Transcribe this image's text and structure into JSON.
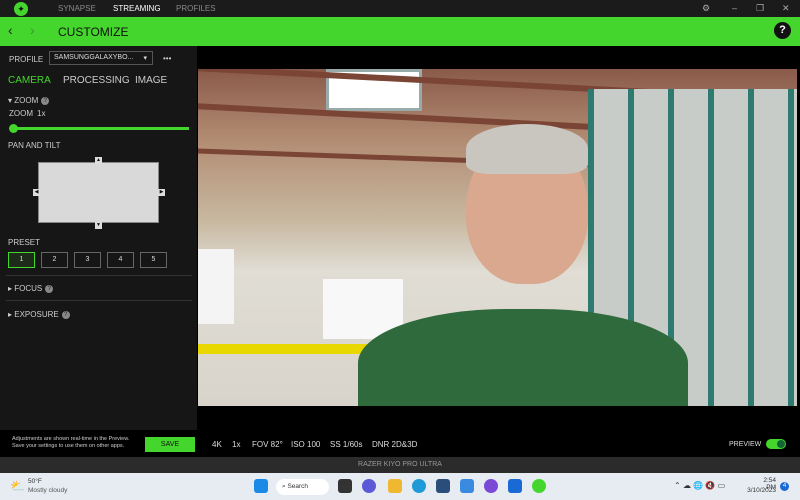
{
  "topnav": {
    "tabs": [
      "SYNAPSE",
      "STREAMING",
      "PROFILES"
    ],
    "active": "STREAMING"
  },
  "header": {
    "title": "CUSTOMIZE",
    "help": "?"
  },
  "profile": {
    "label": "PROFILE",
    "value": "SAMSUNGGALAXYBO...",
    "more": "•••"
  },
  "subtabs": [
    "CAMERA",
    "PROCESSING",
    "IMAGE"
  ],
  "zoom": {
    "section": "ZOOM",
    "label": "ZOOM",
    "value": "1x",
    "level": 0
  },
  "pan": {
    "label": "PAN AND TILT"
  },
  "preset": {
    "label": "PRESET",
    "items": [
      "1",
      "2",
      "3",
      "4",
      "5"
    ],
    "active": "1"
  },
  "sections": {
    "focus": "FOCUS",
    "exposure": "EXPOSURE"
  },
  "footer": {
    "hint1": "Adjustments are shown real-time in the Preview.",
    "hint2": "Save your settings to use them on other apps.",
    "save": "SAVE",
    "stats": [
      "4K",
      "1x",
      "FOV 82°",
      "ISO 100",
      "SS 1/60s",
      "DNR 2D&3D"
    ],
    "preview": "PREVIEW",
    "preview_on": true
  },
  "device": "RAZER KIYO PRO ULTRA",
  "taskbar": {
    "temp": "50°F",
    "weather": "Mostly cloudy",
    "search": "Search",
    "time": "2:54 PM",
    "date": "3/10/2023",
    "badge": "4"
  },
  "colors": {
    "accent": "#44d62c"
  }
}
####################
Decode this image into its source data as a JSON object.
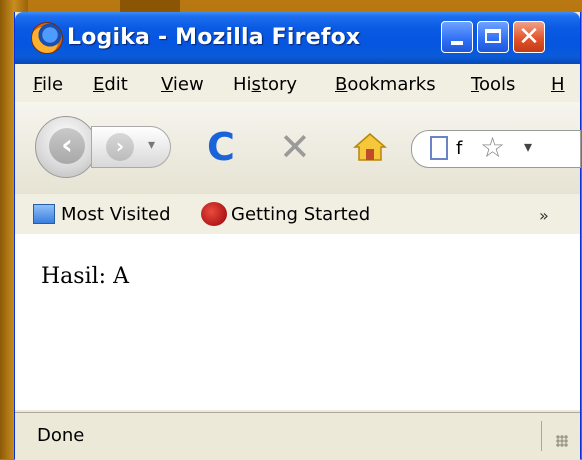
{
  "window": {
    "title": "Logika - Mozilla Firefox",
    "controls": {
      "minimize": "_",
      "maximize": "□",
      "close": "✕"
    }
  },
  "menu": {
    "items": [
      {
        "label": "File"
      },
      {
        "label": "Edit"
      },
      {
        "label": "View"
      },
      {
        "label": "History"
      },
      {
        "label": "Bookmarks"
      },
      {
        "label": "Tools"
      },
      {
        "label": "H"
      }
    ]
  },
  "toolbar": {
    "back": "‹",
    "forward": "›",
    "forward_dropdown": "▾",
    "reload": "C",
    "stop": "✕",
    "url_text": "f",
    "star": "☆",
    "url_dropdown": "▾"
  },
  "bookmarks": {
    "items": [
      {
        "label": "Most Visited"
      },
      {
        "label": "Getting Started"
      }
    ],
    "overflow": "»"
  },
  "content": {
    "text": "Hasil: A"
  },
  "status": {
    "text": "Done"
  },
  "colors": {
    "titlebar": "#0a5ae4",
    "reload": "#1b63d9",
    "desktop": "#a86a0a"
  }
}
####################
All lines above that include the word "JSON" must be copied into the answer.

Answer box:
Transcribe this image's text and structure into JSON.
Decode this image into its source data as a JSON object.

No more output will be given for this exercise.